“With the new government of President Farmajo, we have an opportunity here to move forward. We have a great opportunity to work with him, and we look forward to continuing our counterterrorism part.”
The US is deploying troops to train and equip the Somali National Army as well as forces participating in the African Union Mission in Somalia.
Charles Prichard, US Africa Command, confirmed the deployment Friday, saying that the deployment of “a few dozen troops from the 101st Airborne Division came at the request and in close coordination with the government of Somalia. The objective of this particular train and equip mission is to improve the logistical capacity of the Somali National Army, and the focus will be on teaching basic logistics operations, which will allow Somalia forces to better fight al-Shabaab.” There are approximately 50 counterterrorism advisers already in Somalia as part of the ongoing mission.
In 1993, 18 US service members were killed in the incident dramatized in the Hollywood film Black Hawk Down. The deaths and the shooting down of two US helicopters in Mogadishu shocked the US, and the rest of its military personnel were withdrawn from Somalia shortly afterward. During that engagement, hundreds of Somalis were killed in the 15-hour battle that was sparked when US forces tried to capture close allies of warlord Mohammed Farah Aideed.
This is the first-time regular US troops have been deployed back into Somalia since. Last month President Trump approved a directive allowing tougher action against al-Shabaab. The deployment of these additional troops to the region is part of that directive.
Who is al-Shabaab?
Al-Shabaab means The Youth in Arabic. The group started as the radical youth wing of Somalia’s now-defunct Union of Islamic Courts. In the lawless area that is Somalia is where foreign jihadists go to join al-Shabaab. These foreign fighters come from neighboring countries, as well as the US and Europe.
Omar Shafik Hammami also was known by the pseudonym Abu Mansoor Al-Amriki was an American citizen who was a leader in the Somali Islamist militant group al-Shabaab. In November 2012, the FBI added Hammami to its Most Wanted Terrorist list. Hammami served as a commander, propagandist, and recruiter for the group. A faction within al-Shabaab killed Hammami on 12 September 2013.
Al-Shabaab is designated as a terrorist organization by both the US and the UK and is believed to have between 7,000 and 9,000 fighters. Al-Shabaab advocates for the Saudi-inspired Wahhabi version of Islam. It’s a strict interpretation of Sharia Law, including stoning to death women accused of adultery and amputating the hands of thieves.
Al-Shabaab, part of al-Qaeda, has a strong presence in many rural areas of Somalia and often stages attacks in the capital, Mogadishu.
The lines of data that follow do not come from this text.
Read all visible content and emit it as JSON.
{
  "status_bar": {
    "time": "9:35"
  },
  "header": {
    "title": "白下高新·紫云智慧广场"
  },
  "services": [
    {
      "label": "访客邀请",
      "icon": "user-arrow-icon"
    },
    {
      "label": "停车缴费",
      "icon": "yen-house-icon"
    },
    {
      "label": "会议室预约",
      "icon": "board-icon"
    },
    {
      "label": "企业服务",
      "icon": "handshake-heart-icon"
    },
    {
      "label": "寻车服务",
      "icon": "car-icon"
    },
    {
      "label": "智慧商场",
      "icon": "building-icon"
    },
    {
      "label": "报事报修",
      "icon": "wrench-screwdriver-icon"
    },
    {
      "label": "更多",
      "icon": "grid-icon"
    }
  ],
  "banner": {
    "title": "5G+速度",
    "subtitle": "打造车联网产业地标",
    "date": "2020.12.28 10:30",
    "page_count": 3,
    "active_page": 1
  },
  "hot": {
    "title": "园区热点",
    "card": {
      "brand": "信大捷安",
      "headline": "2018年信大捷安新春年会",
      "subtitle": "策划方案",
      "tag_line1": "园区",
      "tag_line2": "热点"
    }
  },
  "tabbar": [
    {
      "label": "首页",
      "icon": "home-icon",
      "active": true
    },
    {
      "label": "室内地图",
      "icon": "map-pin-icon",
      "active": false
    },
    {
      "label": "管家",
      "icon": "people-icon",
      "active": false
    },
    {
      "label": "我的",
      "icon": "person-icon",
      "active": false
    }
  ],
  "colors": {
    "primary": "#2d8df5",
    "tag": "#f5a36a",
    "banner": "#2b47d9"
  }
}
In the past, the US has also trained a highly effective elite Somali force. This new deployment of US troops will join the small number of Special Operations forces already there providing counterterrorism support to local forces battling the al-Qaeda affiliate, al-Shabaab. Other countries, including the UK and Turkey, are also training Somali troops.
President Trump granted additional authority to US Africa Command to conduct counterterrorism airstrikes against the terror group last month. The new training effort comes as US military leaders see new opportunities to work with Somalia’s newly elected president, Mohamed Abdullahi Farmajo, a dual US-Somali citizen who has embarked on a series of aggressive military reforms amid an ongoing al-Shabaab bombing campaign that has repeatedly struck the capital, Mogadishu.
“With the new government of President Farmajo, we have an opportunity here to move forward. We have a great opportunity to work with him, and we look forward to continuing our counterterrorism part.” Gen. Thomas Waldhauser, the commander of Africa Command, told reporters at the Pentagon last month.